The psychology concepts that I will be talking about are binocular and monocular cues. These cues are what help us judge distances. Binocular cues are simply the information taken in by both eyes. Convergence and retinal (binocular) disparity are the two binocular cues we use to process visual information. Convergence states that our eyes move together to focus on an object that is close and that they would move farther apart for a distant object. A simple example of this would be holding your finger in front of your nose and moving it toward and away from your face. Retinal disparity states that because we have two eyes there are literally two images combing to form one, giving us our depth perception. If you were to cover one eye, you may find trouble catching an object tossed in your direction or even grasping objects close by. Knowing what a binocular cue is, it is evident that monocular cues are those where only one eye is involved. One of the most common six is called relative size. It states that when two objects are similar in size, we’ll perceive whichever casts a smaller retinal image as farther away. Interposition states that when one object is blocking another, the blocking object is closer. Arial perspective is based off of light passing through that atmosphere. If an object is further away it will appear hazy as opposed to the clarity of a closer object. Linear perspective is a cue used within art showing how parallel lines that converge show distance and depth. Texture gradient, also used in art, is a cue stating that we see less details of an object when it is further away. Although animals use it more than humans, we have the motion parallax. It states that closer objects appear to move faster rather than objects that are farther away.

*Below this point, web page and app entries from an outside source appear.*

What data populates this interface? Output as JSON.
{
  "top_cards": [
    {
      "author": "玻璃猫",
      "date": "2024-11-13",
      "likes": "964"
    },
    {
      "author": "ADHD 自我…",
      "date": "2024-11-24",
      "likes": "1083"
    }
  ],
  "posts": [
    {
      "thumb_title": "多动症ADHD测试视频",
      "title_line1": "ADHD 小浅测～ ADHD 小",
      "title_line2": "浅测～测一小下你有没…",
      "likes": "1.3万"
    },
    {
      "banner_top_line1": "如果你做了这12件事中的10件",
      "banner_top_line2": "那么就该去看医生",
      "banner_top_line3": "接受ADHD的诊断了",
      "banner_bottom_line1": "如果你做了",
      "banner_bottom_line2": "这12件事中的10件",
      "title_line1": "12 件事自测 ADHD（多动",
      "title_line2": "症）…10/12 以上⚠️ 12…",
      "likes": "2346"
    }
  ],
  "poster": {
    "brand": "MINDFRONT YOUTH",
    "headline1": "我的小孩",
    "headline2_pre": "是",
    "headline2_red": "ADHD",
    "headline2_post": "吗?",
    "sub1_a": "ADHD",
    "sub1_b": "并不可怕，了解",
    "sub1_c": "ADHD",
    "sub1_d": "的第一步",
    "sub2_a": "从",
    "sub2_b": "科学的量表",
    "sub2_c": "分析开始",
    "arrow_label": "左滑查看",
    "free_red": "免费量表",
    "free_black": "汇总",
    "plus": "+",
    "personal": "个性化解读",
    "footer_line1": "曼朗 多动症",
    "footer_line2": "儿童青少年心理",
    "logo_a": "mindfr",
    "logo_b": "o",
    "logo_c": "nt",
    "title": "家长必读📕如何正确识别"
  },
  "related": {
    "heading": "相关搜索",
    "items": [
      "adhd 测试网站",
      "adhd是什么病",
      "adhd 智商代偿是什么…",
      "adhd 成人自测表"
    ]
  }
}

These are all ways that we perceive everyday life without even realizing it. They are what help us function in everything that we do from the simplest to the most complex of activities.